> [TASK REQUIREMENTS]:
What should come back is the data below, word for word, minus any picture.

Items from an interface collection
_____
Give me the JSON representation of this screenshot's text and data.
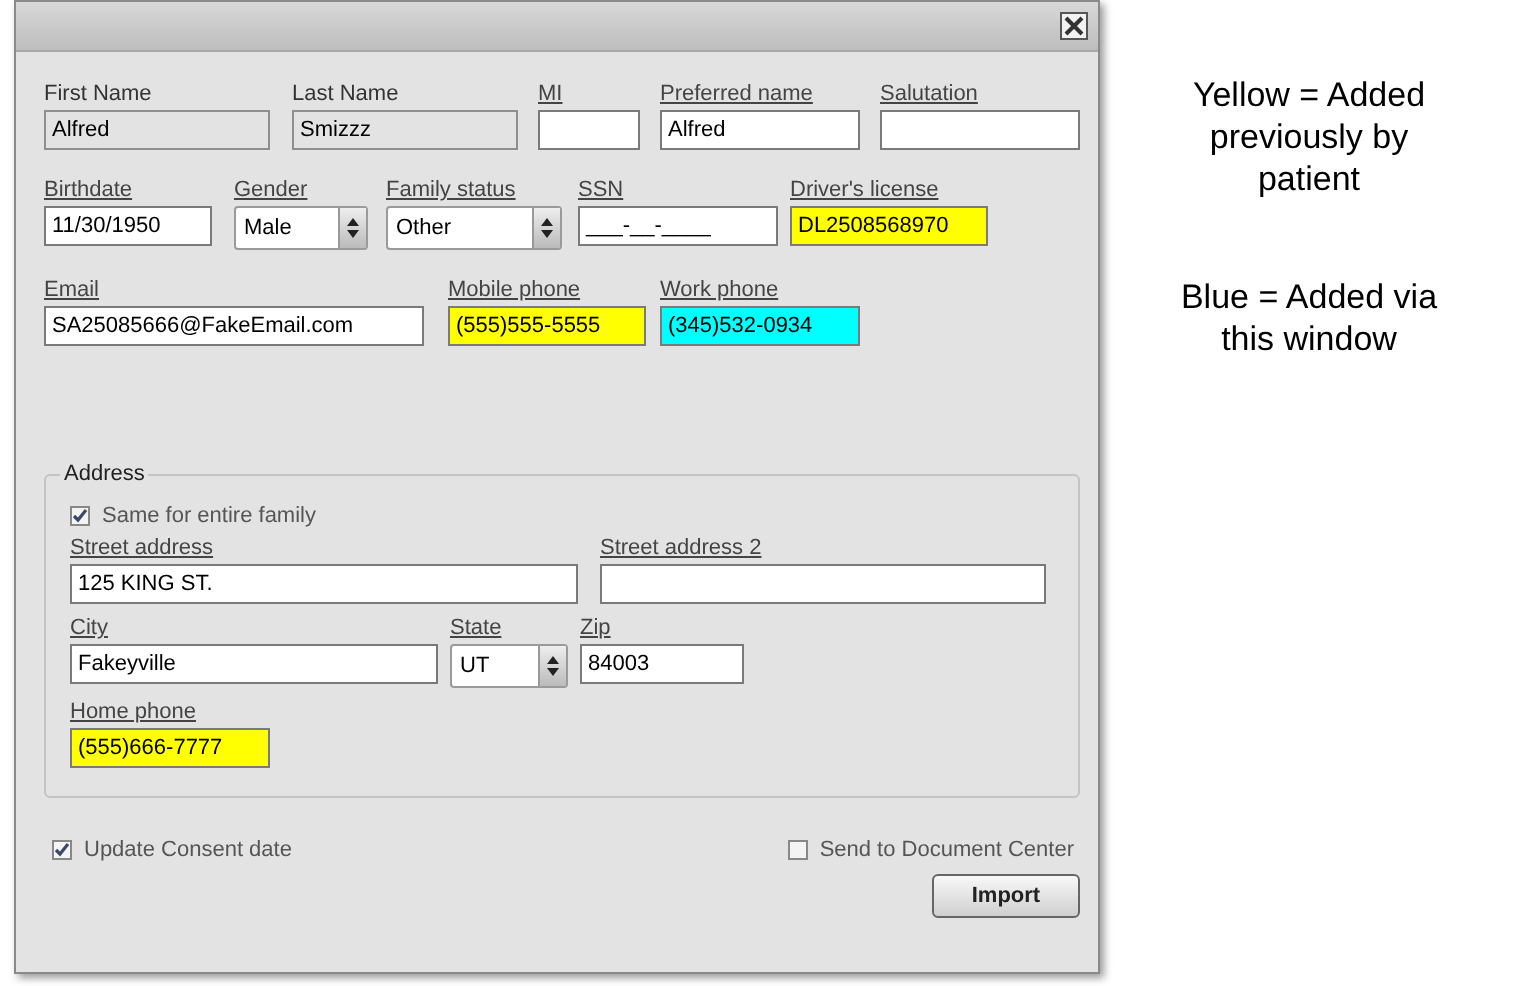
{
  "fields": [
    {
      "label": "First Name",
      "underlined": false,
      "value": "Alfred",
      "kind": "text",
      "readonly": true
    },
    {
      "label": "Last Name",
      "underlined": false,
      "value": "Smizzz",
      "kind": "text",
      "readonly": true
    },
    {
      "label": "MI",
      "underlined": true,
      "kind": "text",
      "readonly": false
    },
    {
      "label": "Preferred name",
      "underlined": true,
      "value": "Alfred",
      "kind": "text",
      "readonly": false
    },
    {
      "label": "Salutation",
      "underlined": true,
      "kind": "text",
      "readonly": false
    },
    {
      "label": "Birthdate",
      "underlined": true,
      "value": "11/30/1950",
      "kind": "text",
      "readonly": false
    },
    {
      "label": "Gender",
      "underlined": true,
      "value": "Male",
      "kind": "select",
      "readonly": false
    },
    {
      "label": "Family status",
      "underlined": true,
      "value": "Other",
      "kind": "select",
      "readonly": false
    },
    {
      "label": "SSN",
      "underlined": true,
      "value": "___-__-____",
      "kind": "text",
      "readonly": false
    },
    {
      "label": "Driver's license",
      "underlined": true,
      "value": "DL2508568970",
      "kind": "text",
      "readonly": false,
      "color": "#ffff00"
    },
    {
      "label": "Email",
      "underlined": true,
      "value": "SA25085666@FakeEmail.com",
      "kind": "text",
      "readonly": false
    },
    {
      "label": "Mobile phone",
      "underlined": true,
      "value": "(555)555-5555",
      "kind": "text",
      "readonly": false,
      "color": "#ffff00"
    },
    {
      "label": "Work phone",
      "underlined": true,
      "value": "(345)532-0934",
      "kind": "text",
      "readonly": false,
      "color": "#00ffff"
    }
  ],
  "address": {
    "title": "Address",
    "same_for_family": {
      "label": "Same for entire family",
      "checked": true
    },
    "fields": [
      {
        "label": "Street address",
        "underlined": true,
        "value": "125 KING ST.",
        "kind": "text",
        "readonly": false
      },
      {
        "label": "Street address 2",
        "underlined": true,
        "kind": "text",
        "readonly": false
      },
      {
        "label": "City",
        "underlined": true,
        "value": "Fakeyville",
        "kind": "text",
        "readonly": false
      },
      {
        "label": "State",
        "underlined": true,
        "value": "UT",
        "kind": "select",
        "readonly": false
      },
      {
        "label": "Zip",
        "underlined": true,
        "value": "84003",
        "kind": "text",
        "readonly": false
      },
      {
        "label": "Home phone",
        "underlined": true,
        "value": "(555)666-7777",
        "kind": "text",
        "readonly": false,
        "color": "#ffff00"
      }
    ]
  },
  "options": [
    {
      "label": "Update Consent date",
      "checked": true
    },
    {
      "label": "Send to Document Center",
      "checked": false
    }
  ],
  "buttons": [
    "Import"
  ],
  "notes": [
    "Yellow = Added previously by patient",
    "Blue = Added via this window"
  ]
}
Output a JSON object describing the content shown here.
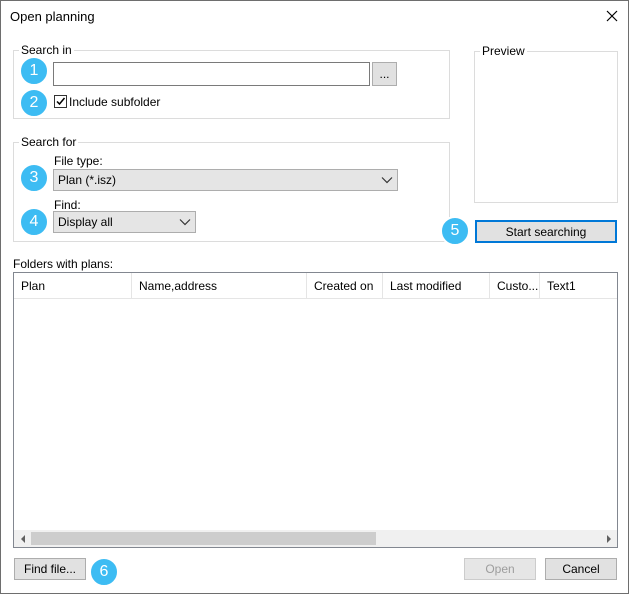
{
  "window": {
    "title": "Open planning"
  },
  "search_in": {
    "group_label": "Search in",
    "path_value": "",
    "browse_label": "...",
    "include_subfolder_label": "Include subfolder",
    "include_subfolder_checked": true
  },
  "search_for": {
    "group_label": "Search for",
    "file_type_label": "File type:",
    "file_type_value": "Plan (*.isz)",
    "find_label": "Find:",
    "find_value": "Display all"
  },
  "preview": {
    "group_label": "Preview"
  },
  "start_searching_label": "Start searching",
  "folders_label": "Folders with plans:",
  "table": {
    "columns": [
      "Plan",
      "Name,address",
      "Created on",
      "Last modified",
      "Custo...",
      "Text1"
    ],
    "rows": []
  },
  "footer": {
    "find_file_label": "Find file...",
    "open_label": "Open",
    "cancel_label": "Cancel"
  },
  "badges": [
    "1",
    "2",
    "3",
    "4",
    "5",
    "6"
  ],
  "colors": {
    "badge": "#3dbcf3",
    "focus": "#0078d7"
  }
}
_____
> [RESULT FOR THIS TASK]:
Give me the JSON representation of this screenshot's text and data.
{
  "fields": [
    {
      "label": "First Name",
      "underlined": false,
      "value": "Alfred",
      "kind": "text",
      "readonly": true
    },
    {
      "label": "Last Name",
      "underlined": false,
      "value": "Smizzz",
      "kind": "text",
      "readonly": true
    },
    {
      "label": "MI",
      "underlined": true,
      "kind": "text",
      "readonly": false
    },
    {
      "label": "Preferred name",
      "underlined": true,
      "value": "Alfred",
      "kind": "text",
      "readonly": false
    },
    {
      "label": "Salutation",
      "underlined": true,
      "kind": "text",
      "readonly": false
    },
    {
      "label": "Birthdate",
      "underlined": true,
      "value": "11/30/1950",
      "kind": "text",
      "readonly": false
    },
    {
      "label": "Gender",
      "underlined": true,
      "value": "Male",
      "kind": "select",
      "readonly": false
    },
    {
      "label": "Family status",
      "underlined": true,
      "value": "Other",
      "kind": "select",
      "readonly": false
    },
    {
      "label": "SSN",
      "underlined": true,
      "value": "___-__-____",
      "kind": "text",
      "readonly": false
    },
    {
      "label": "Driver's license",
      "underlined": true,
      "value": "DL2508568970",
      "kind": "text",
      "readonly": false,
      "color": "#ffff00"
    },
    {
      "label": "Email",
      "underlined": true,
      "value": "SA25085666@FakeEmail.com",
      "kind": "text",
      "readonly": false
    },
    {
      "label": "Mobile phone",
      "underlined": true,
      "value": "(555)555-5555",
      "kind": "text",
      "readonly": false,
      "color": "#ffff00"
    },
    {
      "label": "Work phone",
      "underlined": true,
      "value": "(345)532-0934",
      "kind": "text",
      "readonly": false,
      "color": "#00ffff"
    }
  ],
  "address": {
    "title": "Address",
    "same_for_family": {
      "label": "Same for entire family",
      "checked": true
    },
    "fields": [
      {
        "label": "Street address",
        "underlined": true,
        "value": "125 KING ST.",
        "kind": "text",
        "readonly": false
      },
      {
        "label": "Street address 2",
        "underlined": true,
        "kind": "text",
        "readonly": false
      },
      {
        "label": "City",
        "underlined": true,
        "value": "Fakeyville",
        "kind": "text",
        "readonly": false
      },
      {
        "label": "State",
        "underlined": true,
        "value": "UT",
        "kind": "select",
        "readonly": false
      },
      {
        "label": "Zip",
        "underlined": true,
        "value": "84003",
        "kind": "text",
        "readonly": false
      },
      {
        "label": "Home phone",
        "underlined": true,
        "value": "(555)666-7777",
        "kind": "text",
        "readonly": false,
        "color": "#ffff00"
      }
    ]
  },
  "options": [
    {
      "label": "Update Consent date",
      "checked": true
    },
    {
      "label": "Send to Document Center",
      "checked": false
    }
  ],
  "buttons": [
    "Import"
  ],
  "notes": [
    "Yellow = Added previously by patient",
    "Blue = Added via this window"
  ]
}
Output a JSON object describing the content shown here.
{
  "window": {
    "title": "Open planning"
  },
  "search_in": {
    "group_label": "Search in",
    "path_value": "",
    "browse_label": "...",
    "include_subfolder_label": "Include subfolder",
    "include_subfolder_checked": true
  },
  "search_for": {
    "group_label": "Search for",
    "file_type_label": "File type:",
    "file_type_value": "Plan (*.isz)",
    "find_label": "Find:",
    "find_value": "Display all"
  },
  "preview": {
    "group_label": "Preview"
  },
  "start_searching_label": "Start searching",
  "folders_label": "Folders with plans:",
  "table": {
    "columns": [
      "Plan",
      "Name,address",
      "Created on",
      "Last modified",
      "Custo...",
      "Text1"
    ],
    "rows": []
  },
  "footer": {
    "find_file_label": "Find file...",
    "open_label": "Open",
    "cancel_label": "Cancel"
  },
  "badges": [
    "1",
    "2",
    "3",
    "4",
    "5",
    "6"
  ],
  "colors": {
    "badge": "#3dbcf3",
    "focus": "#0078d7"
  }
}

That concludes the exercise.